Repeat the listing below in full, exactly.

● ● ● ●

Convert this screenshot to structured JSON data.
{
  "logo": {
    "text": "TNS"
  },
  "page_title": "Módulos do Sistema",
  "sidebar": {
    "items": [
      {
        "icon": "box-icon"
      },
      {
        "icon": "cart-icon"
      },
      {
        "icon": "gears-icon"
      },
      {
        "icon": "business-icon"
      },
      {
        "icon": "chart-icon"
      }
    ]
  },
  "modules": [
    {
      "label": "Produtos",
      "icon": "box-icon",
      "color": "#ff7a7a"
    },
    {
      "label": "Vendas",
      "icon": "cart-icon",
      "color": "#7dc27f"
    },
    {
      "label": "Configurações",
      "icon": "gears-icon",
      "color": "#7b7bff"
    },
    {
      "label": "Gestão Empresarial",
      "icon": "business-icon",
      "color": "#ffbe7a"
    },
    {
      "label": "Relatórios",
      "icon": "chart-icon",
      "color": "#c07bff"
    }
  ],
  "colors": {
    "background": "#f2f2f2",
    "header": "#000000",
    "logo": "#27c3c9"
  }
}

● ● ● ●

• Answer area
Convert this screenshot to structured JSON data.
{
  "logo": {
    "text": "TNS"
  },
  "page_title": "Módulos do Sistema",
  "sidebar": {
    "items": [
      {
        "icon": "box-icon"
      },
      {
        "icon": "cart-icon"
      },
      {
        "icon": "gears-icon"
      },
      {
        "icon": "business-icon"
      },
      {
        "icon": "chart-icon"
      }
    ]
  },
  "modules": [
    {
      "label": "Produtos",
      "icon": "box-icon",
      "color": "#ff7a7a"
    },
    {
      "label": "Vendas",
      "icon": "cart-icon",
      "color": "#7dc27f"
    },
    {
      "label": "Configurações",
      "icon": "gears-icon",
      "color": "#7b7bff"
    },
    {
      "label": "Gestão Empresarial",
      "icon": "business-icon",
      "color": "#ffbe7a"
    },
    {
      "label": "Relatórios",
      "icon": "chart-icon",
      "color": "#c07bff"
    }
  ],
  "colors": {
    "background": "#f2f2f2",
    "header": "#000000",
    "logo": "#27c3c9"
  }
}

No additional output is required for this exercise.